Running late as always, we swiftly took the curves like motorcycle racers, trying to get to our appointment at Cà Neuva in Dogliani on time.
(Police stop reading here)
Right before we sped into the town center, I caught a glimpse of a little blue sign saying Santa Lucia. That was the name on the address we were looking for! Staying loyal to our GPS navigator though, we ended up winding all the way up to the opposite side of town called San Luigi, as it was getting later and later.
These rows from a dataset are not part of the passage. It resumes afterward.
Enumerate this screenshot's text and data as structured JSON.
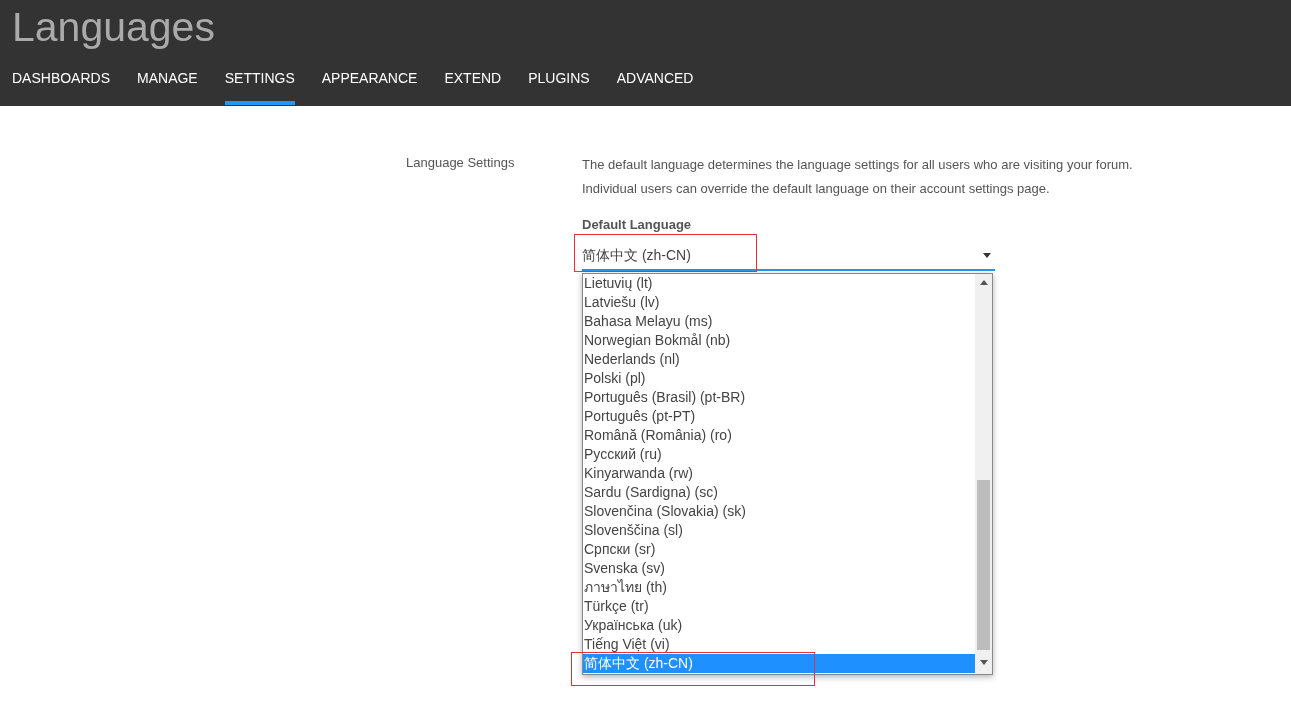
{
  "header": {
    "title": "Languages"
  },
  "tabs": [
    {
      "label": "DASHBOARDS",
      "selected": false
    },
    {
      "label": "MANAGE",
      "selected": false
    },
    {
      "label": "SETTINGS",
      "selected": true
    },
    {
      "label": "APPEARANCE",
      "selected": false
    },
    {
      "label": "EXTEND",
      "selected": false
    },
    {
      "label": "PLUGINS",
      "selected": false
    },
    {
      "label": "ADVANCED",
      "selected": false
    }
  ],
  "section": {
    "label": "Language Settings",
    "description": [
      "The default language determines the language settings for all users who are visiting your forum.",
      "Individual users can override the default language on their account settings page."
    ],
    "field": {
      "label": "Default Language",
      "value": "简体中文 (zh-CN)",
      "expanded": true,
      "annotated": true,
      "options": [
        {
          "label": "Lietuvių (lt)",
          "selected": false,
          "annotated": false
        },
        {
          "label": "Latviešu (lv)",
          "selected": false,
          "annotated": false
        },
        {
          "label": "Bahasa Melayu (ms)",
          "selected": false,
          "annotated": false
        },
        {
          "label": "Norwegian Bokmål (nb)",
          "selected": false,
          "annotated": false
        },
        {
          "label": "Nederlands (nl)",
          "selected": false,
          "annotated": false
        },
        {
          "label": "Polski (pl)",
          "selected": false,
          "annotated": false
        },
        {
          "label": "Português (Brasil) (pt-BR)",
          "selected": false,
          "annotated": false
        },
        {
          "label": "Português (pt-PT)",
          "selected": false,
          "annotated": false
        },
        {
          "label": "Română (România) (ro)",
          "selected": false,
          "annotated": false
        },
        {
          "label": "Русский (ru)",
          "selected": false,
          "annotated": false
        },
        {
          "label": "Kinyarwanda (rw)",
          "selected": false,
          "annotated": false
        },
        {
          "label": "Sardu (Sardigna) (sc)",
          "selected": false,
          "annotated": false
        },
        {
          "label": "Slovenčina (Slovakia) (sk)",
          "selected": false,
          "annotated": false
        },
        {
          "label": "Slovenščina (sl)",
          "selected": false,
          "annotated": false
        },
        {
          "label": "Српски (sr)",
          "selected": false,
          "annotated": false
        },
        {
          "label": "Svenska (sv)",
          "selected": false,
          "annotated": false
        },
        {
          "label": "ภาษาไทย (th)",
          "selected": false,
          "annotated": false
        },
        {
          "label": "Türkçe (tr)",
          "selected": false,
          "annotated": false
        },
        {
          "label": "Українська (uk)",
          "selected": false,
          "annotated": false
        },
        {
          "label": "Tiếng Việt (vi)",
          "selected": false,
          "annotated": false
        },
        {
          "label": "简体中文 (zh-CN)",
          "selected": true,
          "annotated": true
        }
      ]
    }
  }
}
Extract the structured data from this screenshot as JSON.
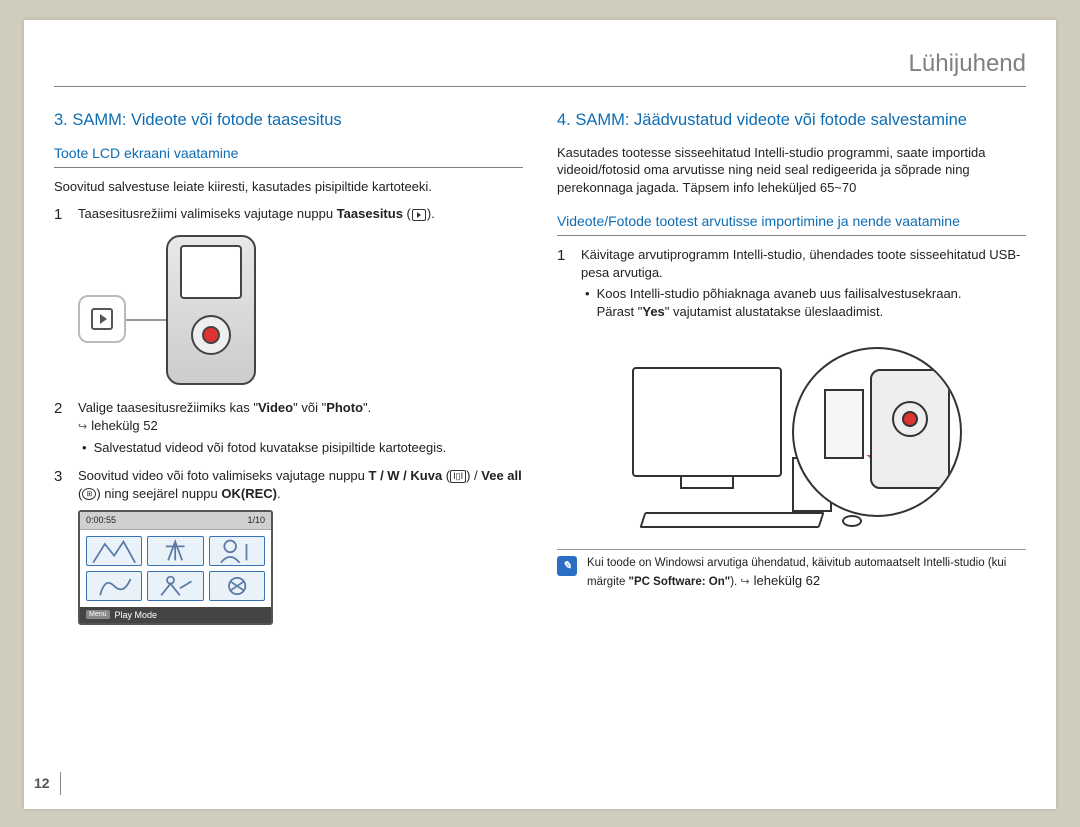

We finally made the phone call, lost, tails between our legs. It turns out that we were 20 minutes away and it was actually back where I had thought it was! The moral of the story: In this beautiful countryside, don’t always trust your GPS and do your research before. Give yourself plenty of time to find the often hidden and isolated wineries.
Here we are at last
Well, we made it (thirty minutes later) and thankfully proprietor Sergio and his son-in-law greeted us with a smile. All the stress had vanished. It was a beautiful sunny day and the flowers were in bloom. We wheeled in baby Nico for his umpteenth winery visit and got started with the tasting.
The table was beautifully set, the attention to detail was superb, and there were about 8 wines waiting for us!
Dolcetto of Cà Neuva
Sergio, the winemaker, is a very proud man. You could tell we had moved out of Barololand by the way he insisted on us tasting all the wines in his range. He wanted our opinions, he wanted to see our expressions, eager to “farsi conoscere” get himself known. This was a refreshing change.
So of course we tasted Dolcetto, Dogliani’s claim to fame. In fact, Cà Neuva makes 3!
One is a well balanced blend from different vineyards while the second and third, called ‘L Sambu and Superiore, are more structured and complex. The secret to Dolcetto, as Sergio says, is that it is, “a wine which can be drunk from the first course to the last course of your meal”.
An amazing blend
Although I tend to love the expression of the grapes coming from pure varietals, I was intrigued by his blend of Nebbiolo, Barbera and get this… Cabernet Sauvignon!
This wine is called Excelso which is named after his father Celso. When I asked why he chose to plant Cab, he replied that it was all “the nursery’s fault”! He had originally asked for something else and got 250 plants of Cab instead. So Sergio started to experiment with this limited number of vines. He liked the idea of using it for a blend and came up with this fantastic wine!
Unfortunately, the tasting portion of the visit came to a close and it was time to see the cellar. Because I was so used to visiting bigger cellars like Sylla Sebaste which hold all that oak, I was surprised by the 2 minute tour dedicated to the aging cellar! All you see here is stainless steel for fermenting and storing the area’s famous Dolcetto.
This modesty and simplicity though, make the experience neat in its own way.
Just as we grabbed a few bottles to take home to enjoy (again late for our next appointment), Sergio tempted us with just one more experimental rose’ he has developed for a special client. Again, the generosity and pride was overwhelming!
After visiting so many Barolo and Barbaresco wineries, this experience reminded me that just around the corner in places like Dogliani, there are small wineries ready to welcome and accommodate you in every way.
We didn’t come to taste his wines, but felt more like we were sharing them with him.
So when you come to Langhe, don’t forget about the little guys making some great wines over there in the land of Dolcetto!